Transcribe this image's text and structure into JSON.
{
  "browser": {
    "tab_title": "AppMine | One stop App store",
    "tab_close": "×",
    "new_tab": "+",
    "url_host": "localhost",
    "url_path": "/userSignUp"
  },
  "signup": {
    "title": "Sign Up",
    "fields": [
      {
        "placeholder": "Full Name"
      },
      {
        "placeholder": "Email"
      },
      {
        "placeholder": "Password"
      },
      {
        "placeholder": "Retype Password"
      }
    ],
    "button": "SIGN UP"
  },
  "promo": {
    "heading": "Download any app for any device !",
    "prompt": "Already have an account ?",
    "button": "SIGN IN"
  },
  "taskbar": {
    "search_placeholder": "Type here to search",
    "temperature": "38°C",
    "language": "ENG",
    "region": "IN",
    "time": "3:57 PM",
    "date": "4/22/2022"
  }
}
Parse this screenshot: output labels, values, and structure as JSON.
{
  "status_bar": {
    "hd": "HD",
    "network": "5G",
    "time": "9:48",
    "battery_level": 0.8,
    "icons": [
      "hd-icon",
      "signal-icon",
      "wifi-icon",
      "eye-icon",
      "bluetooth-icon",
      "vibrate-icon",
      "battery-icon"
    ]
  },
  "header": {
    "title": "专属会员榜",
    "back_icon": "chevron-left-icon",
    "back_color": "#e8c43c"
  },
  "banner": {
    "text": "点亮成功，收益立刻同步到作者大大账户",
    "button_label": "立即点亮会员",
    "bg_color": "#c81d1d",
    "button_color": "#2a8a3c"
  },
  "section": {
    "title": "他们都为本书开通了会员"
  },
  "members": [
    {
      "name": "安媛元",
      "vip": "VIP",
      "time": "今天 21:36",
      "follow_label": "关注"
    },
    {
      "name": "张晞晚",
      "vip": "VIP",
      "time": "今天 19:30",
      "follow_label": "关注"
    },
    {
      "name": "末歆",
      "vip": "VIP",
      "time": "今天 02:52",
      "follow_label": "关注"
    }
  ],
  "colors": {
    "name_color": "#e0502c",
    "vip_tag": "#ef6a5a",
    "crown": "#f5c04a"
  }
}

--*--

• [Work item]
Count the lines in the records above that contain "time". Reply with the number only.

• [Task result]
5